Moreover, the report said, “Radio altimeter system problems within the Boeing 737-800 fleet had existed for many years.” For example, Turkish Airlines had complained to Boeing about fluctuating and negative height measurements that caused landing gear warnings, autopilot disconnects and ground-proximity warning system warnings. “Turkish Airlines and other operators dealt with the problems as a technical problem and not as a safety problem,” the report said. “As a result, the pilots were not informed of this issue.”
Suspecting that corrosion was causing the problems, Turkish Airlines installed gaskets between the radio altimeter antennas and the fuselage skin, and wrapped the connectors to block moisture. But this did not eliminate the problems. The greatest success was achieved by replacing the antennas, but tests of some of the removed antennas did not reveal why the problems had occurred. “It is almost impossible to take the correct measures if the cause of the fault cannot be identified,” the report said.
Boeing in 2004 added a warning in the 737-800 dispatch deviation guide that an autopilot or autothrottle must not be used during approach and landing if its associated radio altimeter is found to be inoperative before the flight begins.
However, the report noted that the aircraft’s quick reference handbook and flight crew operating manual do not contain similar guidance for a radio altimeter malfunction that occurs during flight.
Investigators also found that the ATC handling that resulted in the accident aircraft’s interception of the localizer course high and close to the runway, without prior consultation with and approval by the crew, was not an isolated event but was characteristic of more than 50 percent of the approaches to Runway 18R at Schiphol.
Based on the findings of the investigation, the DSB recommended improvement of the reliability of the 737-800 radio altimeter system, evaluation of the benefits of installing an aural low-speed warning in the aircraft, and monitoring to ensure that air traffic controllers in the Netherlands adhere to ICAO and national standards for lining up aircraft for approach.

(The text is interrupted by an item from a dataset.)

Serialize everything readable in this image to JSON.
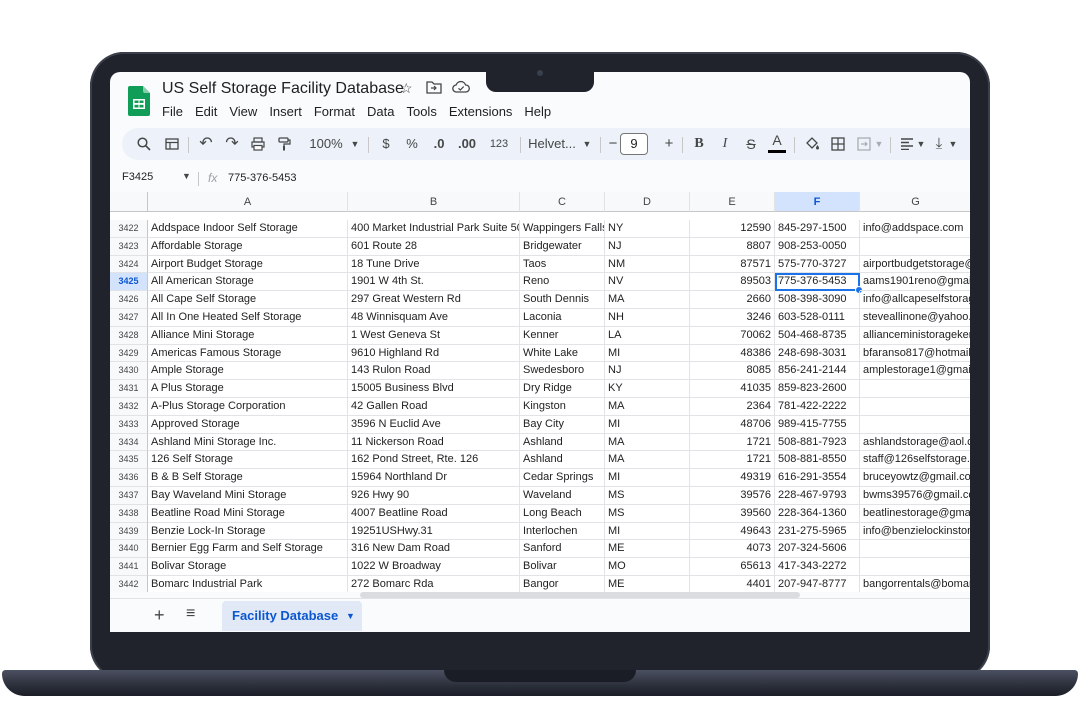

This article is based on the DSB accident report “Crashed During Approach, Boeing 737-800, Near Amsterdam Schiphol Airport, 25 February 2009,” May 2010.